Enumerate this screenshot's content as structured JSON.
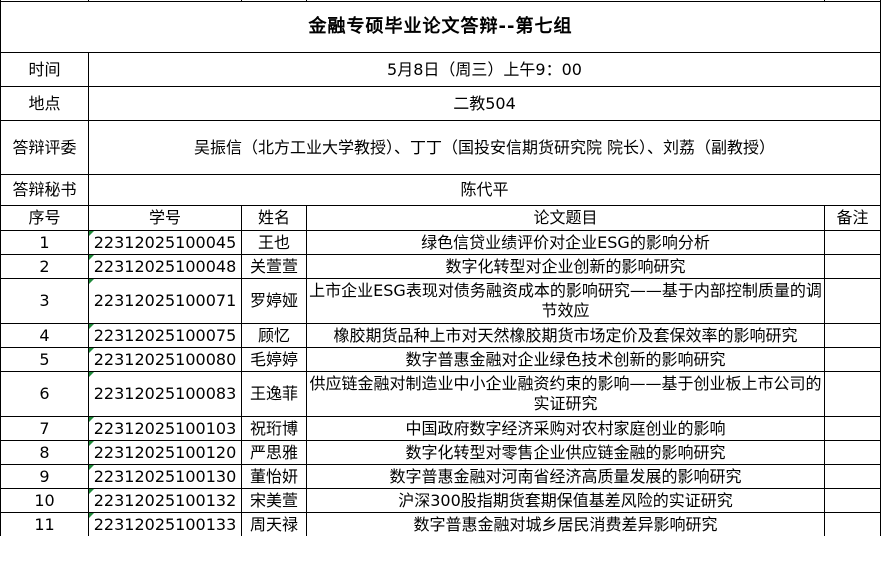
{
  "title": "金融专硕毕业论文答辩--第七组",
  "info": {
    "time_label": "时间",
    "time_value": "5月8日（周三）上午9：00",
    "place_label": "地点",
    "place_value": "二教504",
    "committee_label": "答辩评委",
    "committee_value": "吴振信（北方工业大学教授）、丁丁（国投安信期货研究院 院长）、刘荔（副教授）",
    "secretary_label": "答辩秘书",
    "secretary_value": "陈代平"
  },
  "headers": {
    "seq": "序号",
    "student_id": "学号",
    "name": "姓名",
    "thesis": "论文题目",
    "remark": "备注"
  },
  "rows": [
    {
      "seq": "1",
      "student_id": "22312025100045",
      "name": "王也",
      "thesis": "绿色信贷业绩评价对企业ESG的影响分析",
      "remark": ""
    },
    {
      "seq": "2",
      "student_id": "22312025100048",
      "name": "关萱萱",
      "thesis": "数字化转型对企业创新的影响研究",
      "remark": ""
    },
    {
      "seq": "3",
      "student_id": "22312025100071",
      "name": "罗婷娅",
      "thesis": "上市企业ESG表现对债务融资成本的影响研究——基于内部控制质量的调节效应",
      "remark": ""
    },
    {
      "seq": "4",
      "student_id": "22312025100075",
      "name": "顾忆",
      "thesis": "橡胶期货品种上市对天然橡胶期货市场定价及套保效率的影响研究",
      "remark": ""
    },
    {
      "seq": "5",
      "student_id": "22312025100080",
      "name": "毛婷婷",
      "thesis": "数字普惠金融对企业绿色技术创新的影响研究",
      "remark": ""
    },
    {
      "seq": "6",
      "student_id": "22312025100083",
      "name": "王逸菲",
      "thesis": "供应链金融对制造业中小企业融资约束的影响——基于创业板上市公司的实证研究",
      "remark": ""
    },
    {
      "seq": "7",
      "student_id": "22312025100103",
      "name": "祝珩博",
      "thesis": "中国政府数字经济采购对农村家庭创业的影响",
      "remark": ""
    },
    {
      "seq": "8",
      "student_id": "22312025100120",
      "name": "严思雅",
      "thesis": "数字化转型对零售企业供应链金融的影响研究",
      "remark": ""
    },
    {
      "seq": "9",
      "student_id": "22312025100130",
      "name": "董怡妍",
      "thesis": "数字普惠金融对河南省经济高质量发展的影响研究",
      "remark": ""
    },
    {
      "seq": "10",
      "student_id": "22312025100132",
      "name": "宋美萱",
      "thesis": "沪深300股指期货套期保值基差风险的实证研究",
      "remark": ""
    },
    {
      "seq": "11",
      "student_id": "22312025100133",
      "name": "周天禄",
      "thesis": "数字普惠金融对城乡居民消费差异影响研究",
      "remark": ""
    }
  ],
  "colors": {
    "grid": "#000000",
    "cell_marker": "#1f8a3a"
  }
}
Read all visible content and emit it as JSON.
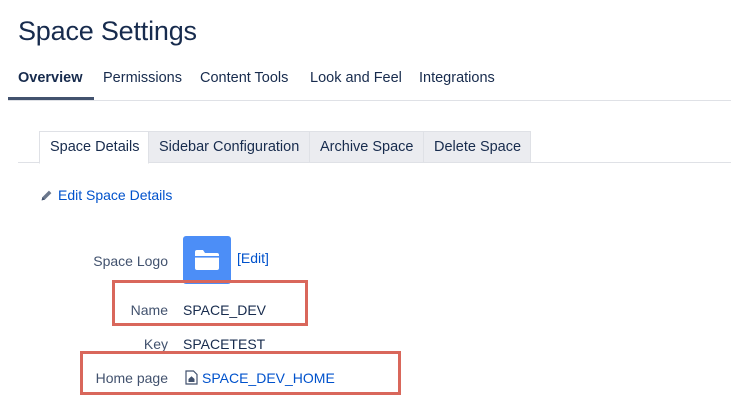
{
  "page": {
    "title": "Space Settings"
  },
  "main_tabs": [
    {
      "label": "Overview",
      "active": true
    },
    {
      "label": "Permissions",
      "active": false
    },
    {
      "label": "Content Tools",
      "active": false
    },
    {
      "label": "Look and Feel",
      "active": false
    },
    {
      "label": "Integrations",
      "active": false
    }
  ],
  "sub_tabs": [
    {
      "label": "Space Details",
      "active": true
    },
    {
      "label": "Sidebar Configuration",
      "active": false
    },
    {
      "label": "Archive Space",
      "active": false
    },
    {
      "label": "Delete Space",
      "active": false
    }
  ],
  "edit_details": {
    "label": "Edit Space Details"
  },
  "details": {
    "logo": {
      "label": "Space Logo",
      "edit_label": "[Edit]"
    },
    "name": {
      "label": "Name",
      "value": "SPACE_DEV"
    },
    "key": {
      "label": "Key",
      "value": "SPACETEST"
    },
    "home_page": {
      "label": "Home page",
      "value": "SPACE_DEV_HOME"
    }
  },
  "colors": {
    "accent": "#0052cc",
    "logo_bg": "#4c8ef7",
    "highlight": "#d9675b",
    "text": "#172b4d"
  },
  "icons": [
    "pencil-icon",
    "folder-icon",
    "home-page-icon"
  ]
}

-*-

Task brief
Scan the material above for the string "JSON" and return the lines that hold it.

Task result
Enumerate this screenshot's content as structured JSON.
Read all visible content and emit it as JSON.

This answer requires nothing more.